The Lady Nelson was the first decked vessel to enter Western Port Bay. It arrived under the command of John Murray in 1801. During this visit Victoria's first garden was planted on Churchill Island, Western Port. Officers from the Lady Nelson prepared the first chart of Western Port. Leaving Western Port, the Lady Nelson became the first ship known to have entered Port Phillip Bay, arriving in 1802. The Lady Nelson later carried people to Victoria's first settlement at Sorrento in 1804, and was the first known vessel to traverse the southern coastline and to travel through Bass Strait from west to east.
William Thomas was the appointed Protector of the Aborigines of this area in April 1839, and in February 1840 he took a group of 57 Aborigines and they camped at 'Teyup'. The journal of William Thomas gives a wealth of information on this matter.
The pastoral lease of the area, which includes Hastings, was granted to Martha Jane King, one of the few women who were granted a lease. It was later sold and subdivided. In the 1840s fishing and fruit-growing became important local industries. The pier and fishing shed, both erected in the 1860s, are still in use and part of the scene at Hastings today. Fish is still sold from the fishing shed. Fish from Hastings was taken to Frankston in a 'fish wagon'. A description of the heyday of fishing (c1894) has been given by Mrs Fellowes: 'it was long, painted red and stacked with rows of baskets after the fishing. When the fishermen were not busy the youngsters had great fun packing on the little truck and sending it flying the length of the jetty and bashing the log and piles at the end. There was a time Hastings had a Regatta and the fishing fleet turned out in all its glory and Hastings public came alive. Let a little greased piglet loose as a prize for the catcher as it raced around Hastings well greased, almost impossible to grip.' (Western Port Pioneers and Preachers by Valda Cole, The Hawthorn Press Pty. Ltd. 1975, page 40).
In February 1861 the town was gazetted as 'Tyabb'; the name changed to 'Hastings' in 1889. The current Tyabb township grew up north of 'old Tyabb'. The cemetery situated at Hastings is still known as the Tyabb Cemetery in the area of 'old Tyabb'.
In 1911 Crib Point, with secluded entry through Hann's Inlet [15 km south of Hastings], was selected as the site for Australia's premiere training base in 1911 by Admiral Sir Reginald Henderson.
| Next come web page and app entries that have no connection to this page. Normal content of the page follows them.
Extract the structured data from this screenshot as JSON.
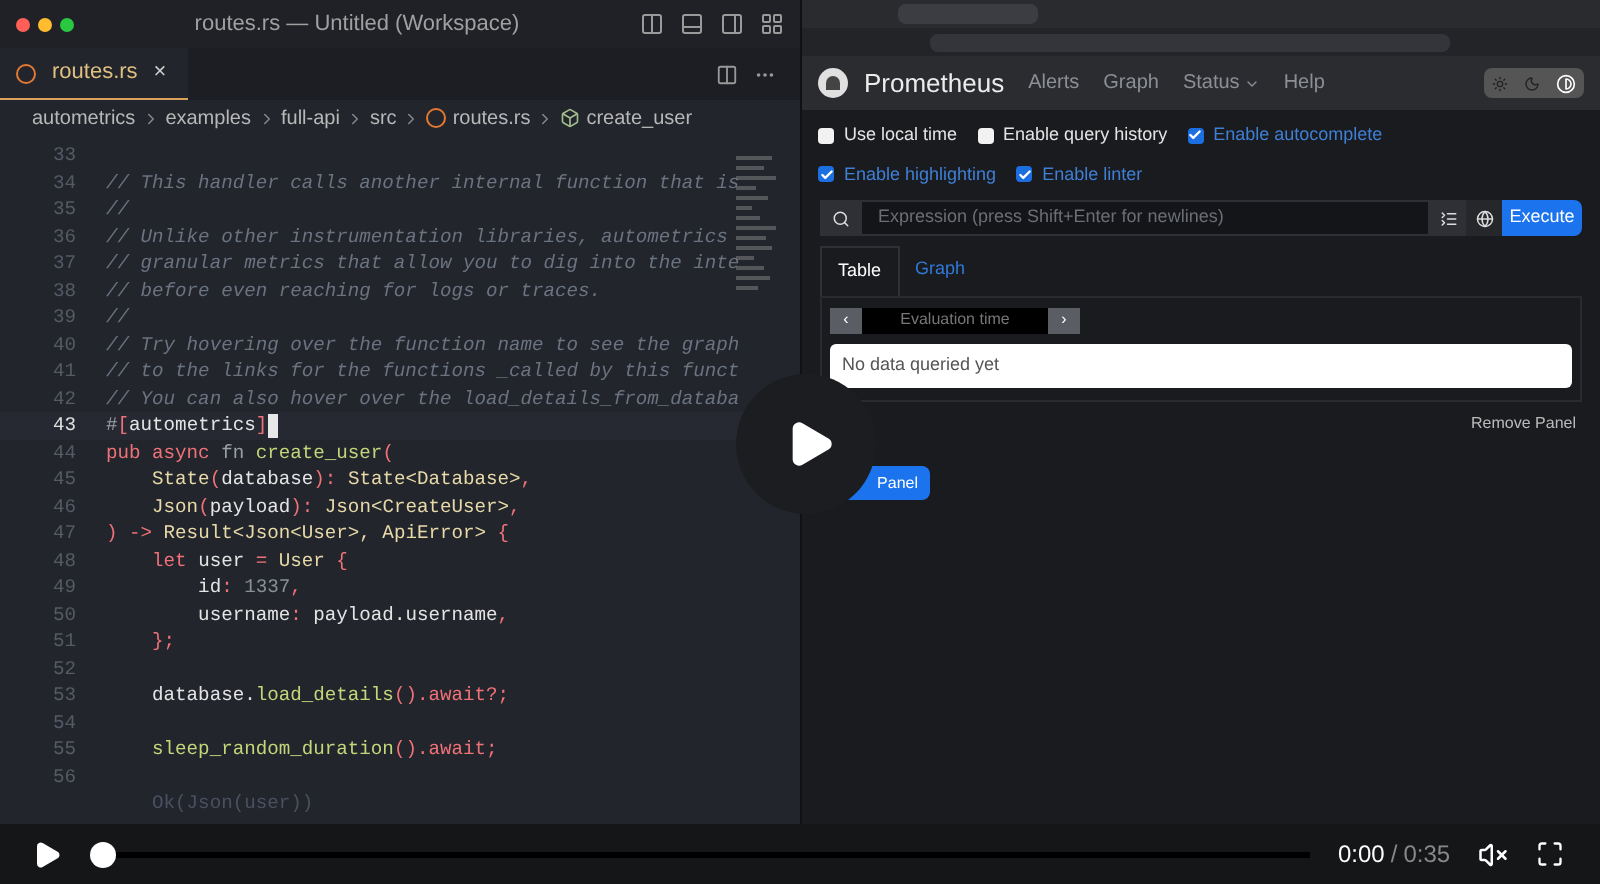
{
  "editor": {
    "window_title": "routes.rs — Untitled (Workspace)",
    "tab": {
      "label": "routes.rs",
      "close": "×"
    },
    "breadcrumb": [
      {
        "kind": "folder",
        "label": "autometrics"
      },
      {
        "kind": "folder",
        "label": "examples"
      },
      {
        "kind": "folder",
        "label": "full-api"
      },
      {
        "kind": "folder",
        "label": "src"
      },
      {
        "kind": "file",
        "label": "routes.rs"
      },
      {
        "kind": "symbol",
        "label": "create_user"
      }
    ],
    "lines": [
      {
        "num": "33",
        "current": false
      },
      {
        "num": "34",
        "current": false,
        "tokens": [
          {
            "kind": "comment",
            "text": "// This handler calls another internal function that is"
          }
        ]
      },
      {
        "num": "35",
        "current": false,
        "tokens": [
          {
            "kind": "comment",
            "text": "//"
          }
        ]
      },
      {
        "num": "36",
        "current": false,
        "tokens": [
          {
            "kind": "comment",
            "text": "// Unlike other instrumentation libraries, autometrics"
          }
        ]
      },
      {
        "num": "37",
        "current": false,
        "tokens": [
          {
            "kind": "comment",
            "text": "// granular metrics that allow you to dig into the inte"
          }
        ]
      },
      {
        "num": "38",
        "current": false,
        "tokens": [
          {
            "kind": "comment",
            "text": "// before even reaching for logs or traces."
          }
        ]
      },
      {
        "num": "39",
        "current": false,
        "tokens": [
          {
            "kind": "comment",
            "text": "//"
          }
        ]
      },
      {
        "num": "40",
        "current": false,
        "tokens": [
          {
            "kind": "comment",
            "text": "// Try hovering over the function name to see the graph"
          }
        ]
      },
      {
        "num": "41",
        "current": false,
        "tokens": [
          {
            "kind": "comment",
            "text": "// to the links for the functions _called by this funct"
          }
        ]
      },
      {
        "num": "42",
        "current": false,
        "tokens": [
          {
            "kind": "comment",
            "text": "// You can also hover over the load_details_from_databa"
          }
        ]
      },
      {
        "num": "43",
        "current": true,
        "tokens": [
          {
            "kind": "muted",
            "text": "#"
          },
          {
            "kind": "punct",
            "text": "["
          },
          {
            "kind": "plain",
            "text": "autometrics"
          },
          {
            "kind": "punct",
            "text": "]"
          }
        ]
      },
      {
        "num": "44",
        "current": false,
        "tokens": [
          {
            "kind": "keyword",
            "text": "pub async "
          },
          {
            "kind": "muted",
            "text": "fn "
          },
          {
            "kind": "function",
            "text": "create_user"
          },
          {
            "kind": "punct",
            "text": "("
          }
        ]
      },
      {
        "num": "45",
        "current": false,
        "tokens": [
          {
            "kind": "type",
            "text": "    State"
          },
          {
            "kind": "punct",
            "text": "("
          },
          {
            "kind": "plain",
            "text": "database"
          },
          {
            "kind": "punct",
            "text": "): "
          },
          {
            "kind": "type",
            "text": "State<Database>"
          },
          {
            "kind": "punct",
            "text": ","
          }
        ]
      },
      {
        "num": "46",
        "current": false,
        "tokens": [
          {
            "kind": "type",
            "text": "    Json"
          },
          {
            "kind": "punct",
            "text": "("
          },
          {
            "kind": "plain",
            "text": "payload"
          },
          {
            "kind": "punct",
            "text": "): "
          },
          {
            "kind": "type",
            "text": "Json<CreateUser>"
          },
          {
            "kind": "punct",
            "text": ","
          }
        ]
      },
      {
        "num": "47",
        "current": false,
        "tokens": [
          {
            "kind": "punct",
            "text": ") -> "
          },
          {
            "kind": "type",
            "text": "Result<Json<User>, ApiError> "
          },
          {
            "kind": "punct",
            "text": "{"
          }
        ]
      },
      {
        "num": "48",
        "current": false,
        "tokens": [
          {
            "kind": "keyword",
            "text": "    let "
          },
          {
            "kind": "plain",
            "text": "user "
          },
          {
            "kind": "punct",
            "text": "= "
          },
          {
            "kind": "type",
            "text": "User "
          },
          {
            "kind": "punct",
            "text": "{"
          }
        ]
      },
      {
        "num": "49",
        "current": false,
        "tokens": [
          {
            "kind": "plain",
            "text": "        id"
          },
          {
            "kind": "punct",
            "text": ": "
          },
          {
            "kind": "number",
            "text": "1337"
          },
          {
            "kind": "punct",
            "text": ","
          }
        ]
      },
      {
        "num": "50",
        "current": false,
        "tokens": [
          {
            "kind": "plain",
            "text": "        username"
          },
          {
            "kind": "punct",
            "text": ": "
          },
          {
            "kind": "plain",
            "text": "payload.username"
          },
          {
            "kind": "punct",
            "text": ","
          }
        ]
      },
      {
        "num": "51",
        "current": false,
        "tokens": [
          {
            "kind": "punct",
            "text": "    };"
          }
        ]
      },
      {
        "num": "52",
        "current": false
      },
      {
        "num": "53",
        "current": false,
        "tokens": [
          {
            "kind": "plain",
            "text": "    database."
          },
          {
            "kind": "function",
            "text": "load_details"
          },
          {
            "kind": "punct",
            "text": "()."
          },
          {
            "kind": "keyword",
            "text": "await?"
          },
          {
            "kind": "punct",
            "text": ";"
          }
        ]
      },
      {
        "num": "54",
        "current": false
      },
      {
        "num": "55",
        "current": false,
        "tokens": [
          {
            "kind": "function",
            "text": "    sleep_random_duration"
          },
          {
            "kind": "punct",
            "text": "()."
          },
          {
            "kind": "keyword",
            "text": "await"
          },
          {
            "kind": "punct",
            "text": ";"
          }
        ]
      },
      {
        "num": "56",
        "current": false
      },
      {
        "current": false,
        "tokens": [
          {
            "kind": "faded",
            "text": "    Ok(Json(user))"
          }
        ]
      }
    ]
  },
  "browser": {
    "brand": "Prometheus",
    "nav": [
      {
        "label": "Alerts",
        "dropdown": false
      },
      {
        "label": "Graph",
        "dropdown": false
      },
      {
        "label": "Status",
        "dropdown": true
      },
      {
        "label": "Help",
        "dropdown": false
      }
    ],
    "options": [
      {
        "label": "Use local time",
        "checked": false
      },
      {
        "label": "Enable query history",
        "checked": false
      },
      {
        "label": "Enable autocomplete",
        "checked": true
      },
      {
        "label": "Enable highlighting",
        "checked": true
      },
      {
        "label": "Enable linter",
        "checked": true
      }
    ],
    "expression": {
      "placeholder": "Expression (press Shift+Enter for newlines)",
      "execute": "Execute"
    },
    "tabs": [
      {
        "label": "Table",
        "selected": true
      },
      {
        "label": "Graph",
        "selected": false
      }
    ],
    "prev": "‹",
    "next": "›",
    "evaluation_time": {
      "placeholder": "Evaluation time"
    },
    "empty": "No data queried yet",
    "remove": "Remove Panel",
    "add": "Panel"
  },
  "player": {
    "current": "0:00",
    "separator": "/",
    "duration": "0:35",
    "progress": {
      "level": 0
    }
  }
}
The first buildings were completed in 1914. Known as the Flinders Naval Depot and now HMAS Cerberus, it remains a state-of-the-art training centre for the Navy.
In the twentieth century Hastings also saw industrial development. BP and Esso operated oil refineries at Crib Point (now closed). BHP Steel Flat established a Western Port Works at Hastings in 1969, and their tanks are now part of the landscape of the area. In January 2001, the 5 millionth tonne of BHP 'Colourbond' steel was produced at the Western Port Works.
Hastings today has a diversity of native vegetation. The white mangroves which grow and thrive in Western Port are the most southern of any in the world. Hastings has three hotels, three primary schools and one secondary college. Police Station, a Fire Brigade, swimming pool, Family Leisure Centre, and coastal wetlands boardwalk and two supermarkets. Passenger trains run daily.
In 1985 the Shire of Hastings issued a medal to commemorate the Sesquicentenary of Victoria [NU 20701].
Shirley Davies of the Hastings-Western Port Historical Society, People's Voice Australian Community History website http://www.peoplesvoice.gov.au/stories/vic/hastings/hastings_c.htm, accessed 28/11/2003.